He said out of this output only about 15 per cent was currently processed in Africa while the bulk was exported to be processed abroad, thereby limiting the benefits of employment, investment, government revenues and foreign exchanges in Africa.
Mr Maokola-Majogo made this observation at a press conference in Accra after a two-day Executive Committee and Advisory Board of the ACA meeting, in Accra to deliberate on the implementation of strategies aimed at developing the cashew industry through increased value addition throughout the value chain.
He said the ACA would be completing its first decade of promoting the cashew industry in Africa with its international partners and was determined to chart a new course for the African cashew industry that would guarantee its global competitiveness and increase its local value addition.
He said ACA has been able to bring cashew to a prominent position as a commercial crop in Africa and with the promotion of the industry by the Alliance, Cashew is now generating interest in producing countries that were diversifying their economies.
Mr Maokola-Majogo noted that one of the major objectives of the ACA was to promote local processing of raw cashew nuts in Africa, to encourage employment and reduce poverty among the farming communities by enhancing their income.
“It is estimated that 25 percent increase in raw cashew nuts processing in Africa would generate over $100 million in household income thereby improving many of the rural families and the ACA acknowledges the bold initiatives of government to promote the industry by encouraging and supporting local processing of cashew in the country”.
He said the ACA would continue to partner with government, local and international stakeholders to support the industry through technical assistant, access to market information, business advisory services, sustainable quality assurance and food safety.
He said they would also continue to advocate for polices that would increase the production and processing of African cashew that meets international best practices, attract the needed investment into the industry and contribute to the development aspirations of producing countries.

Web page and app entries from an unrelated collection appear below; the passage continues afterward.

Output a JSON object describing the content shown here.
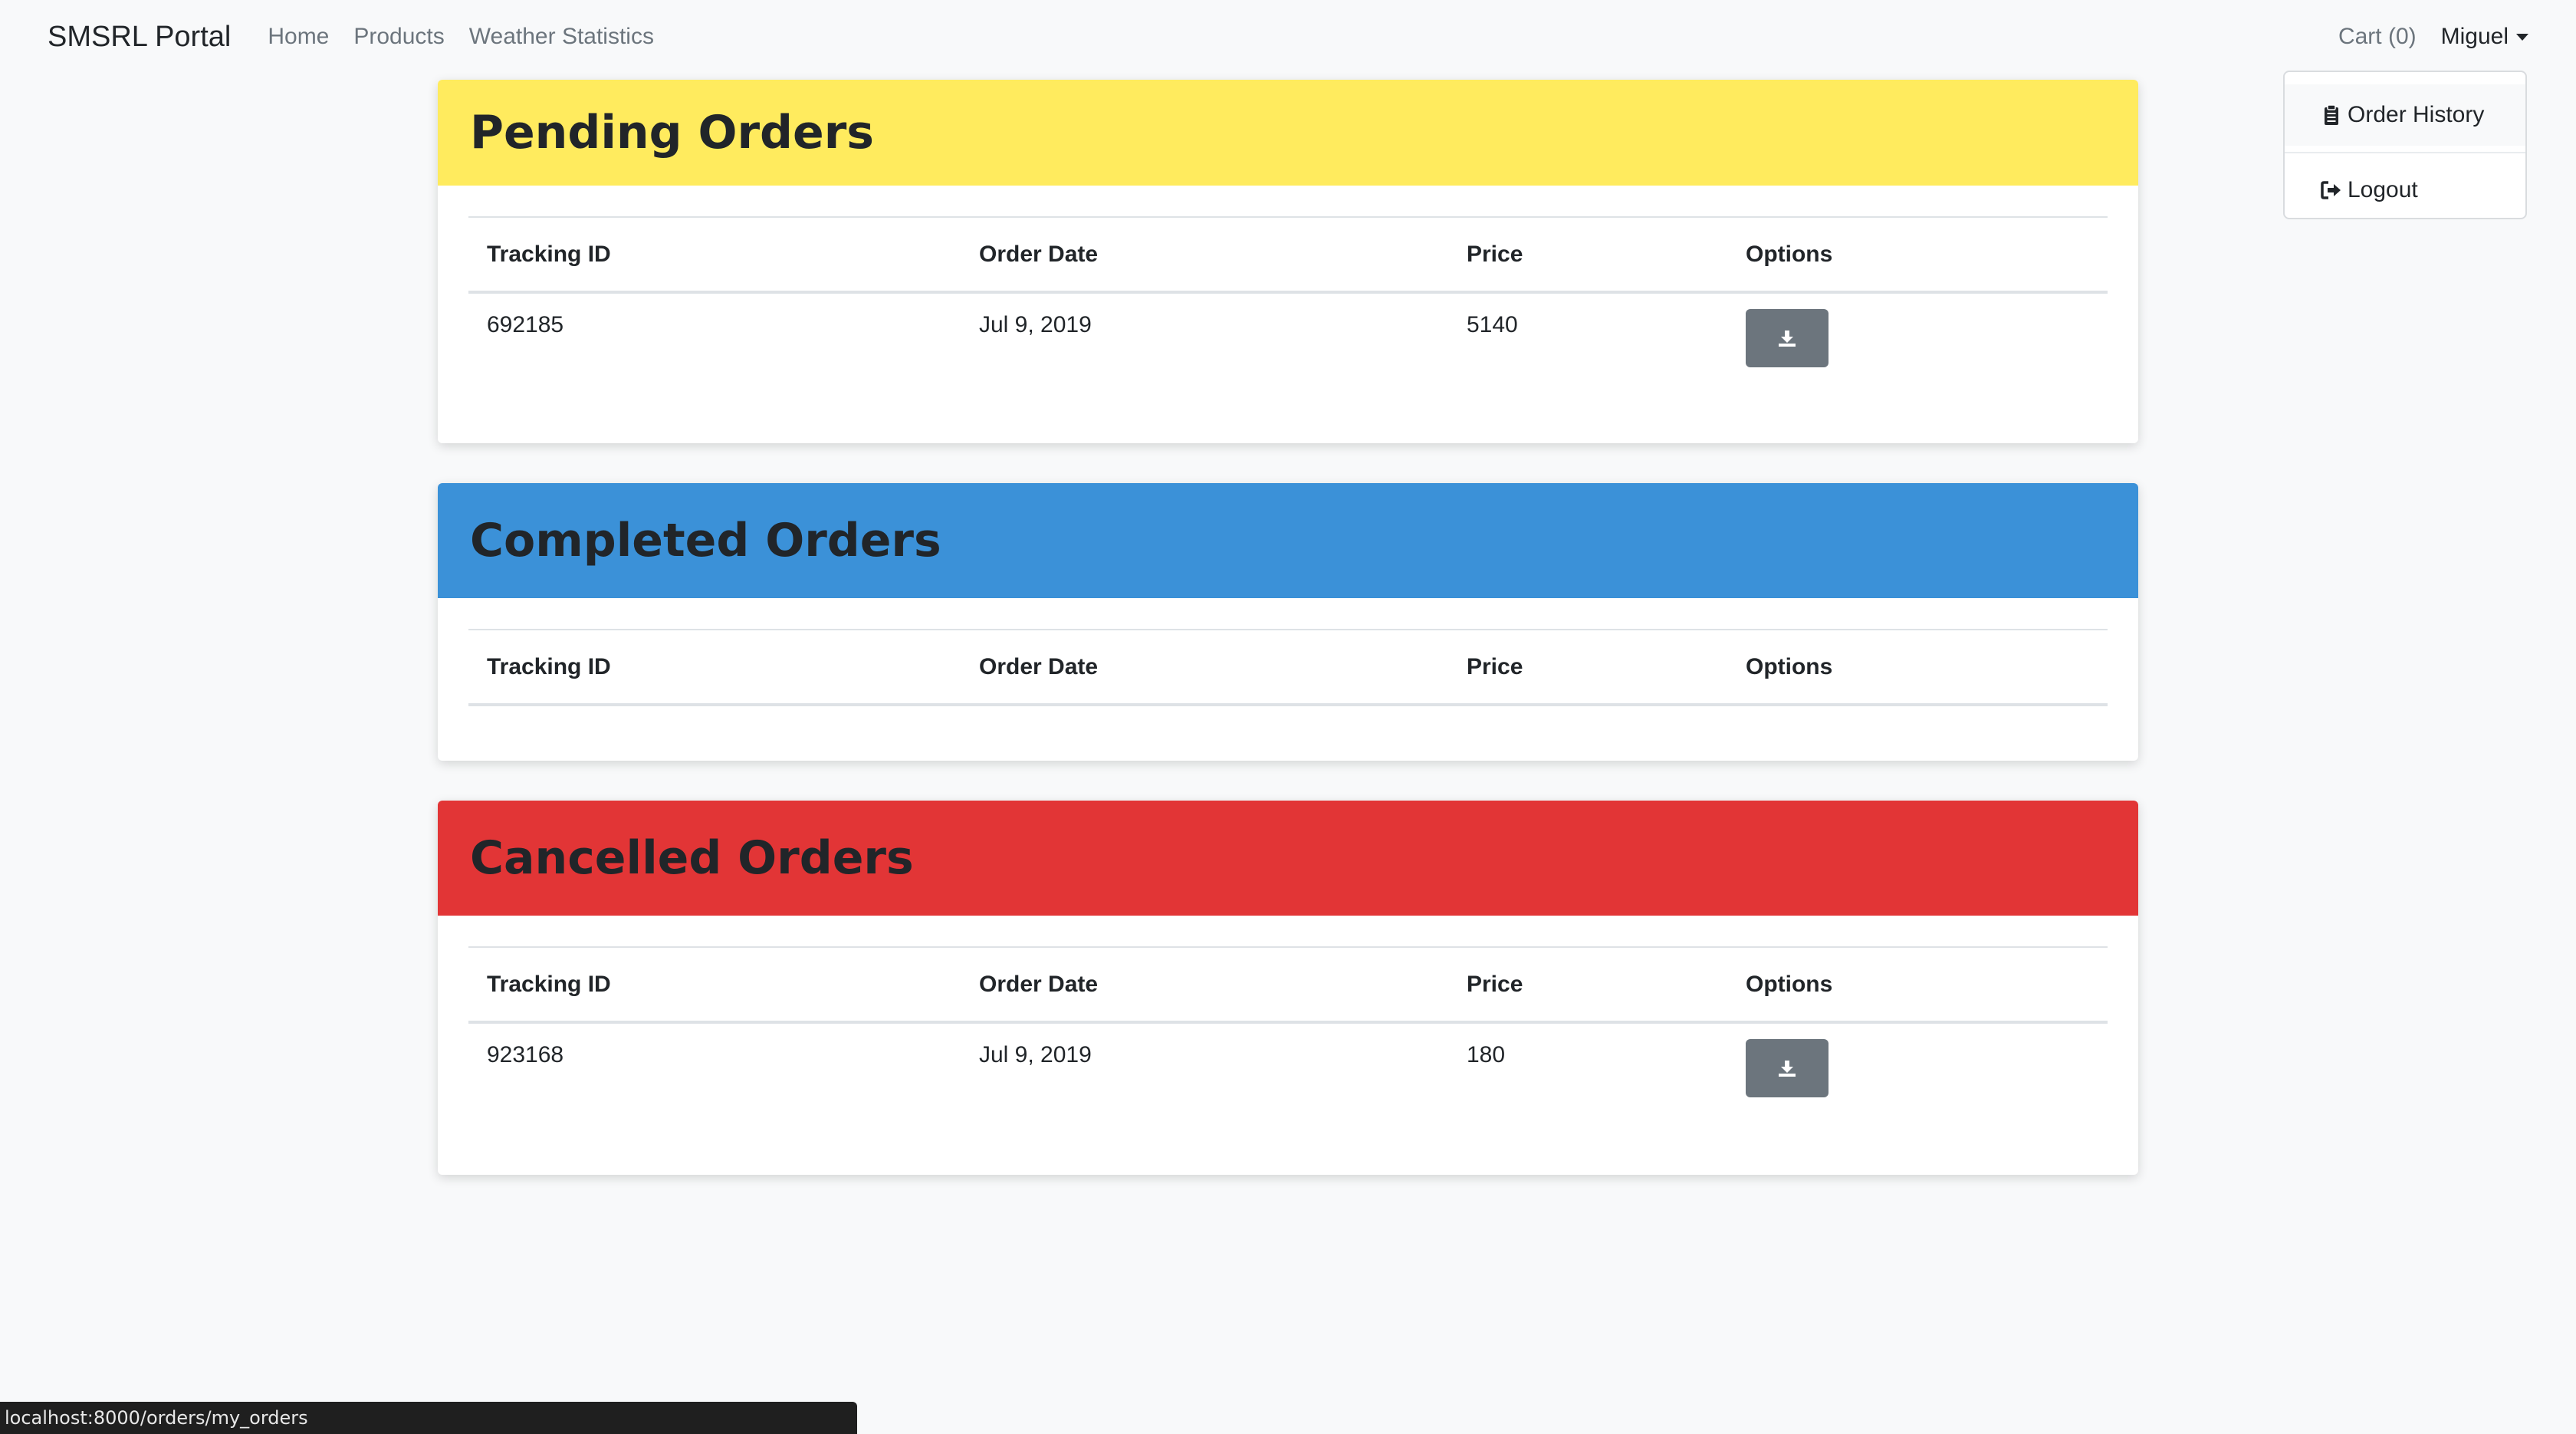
{
  "navbar": {
    "brand": "SMSRL Portal",
    "links": [
      "Home",
      "Products",
      "Weather Statistics"
    ],
    "cart": "Cart (0)",
    "user": "Miguel"
  },
  "dropdown": {
    "items": [
      {
        "label": "Order History",
        "icon": "clipboard-icon"
      },
      {
        "label": "Logout",
        "icon": "sign-out-icon"
      }
    ]
  },
  "columns": [
    "Tracking ID",
    "Order Date",
    "Price",
    "Options"
  ],
  "sections": {
    "pending": {
      "title": "Pending Orders",
      "color": "#ffeb5e",
      "rows": [
        {
          "tracking_id": "692185",
          "order_date": "Jul 9, 2019",
          "price": "5140"
        }
      ]
    },
    "completed": {
      "title": "Completed Orders",
      "color": "#3b91d8",
      "rows": []
    },
    "cancelled": {
      "title": "Cancelled Orders",
      "color": "#e23536",
      "rows": [
        {
          "tracking_id": "923168",
          "order_date": "Jul 9, 2019",
          "price": "180"
        }
      ]
    }
  },
  "statusbar": {
    "url": "localhost:8000/orders/my_orders"
  }
}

“The cashew sector in Africa is still at its nascent stage and would need the corporation and support of all stakeholders including the government to ensure that it achieves its full potential and contributes to the national and regional economies,” he noted.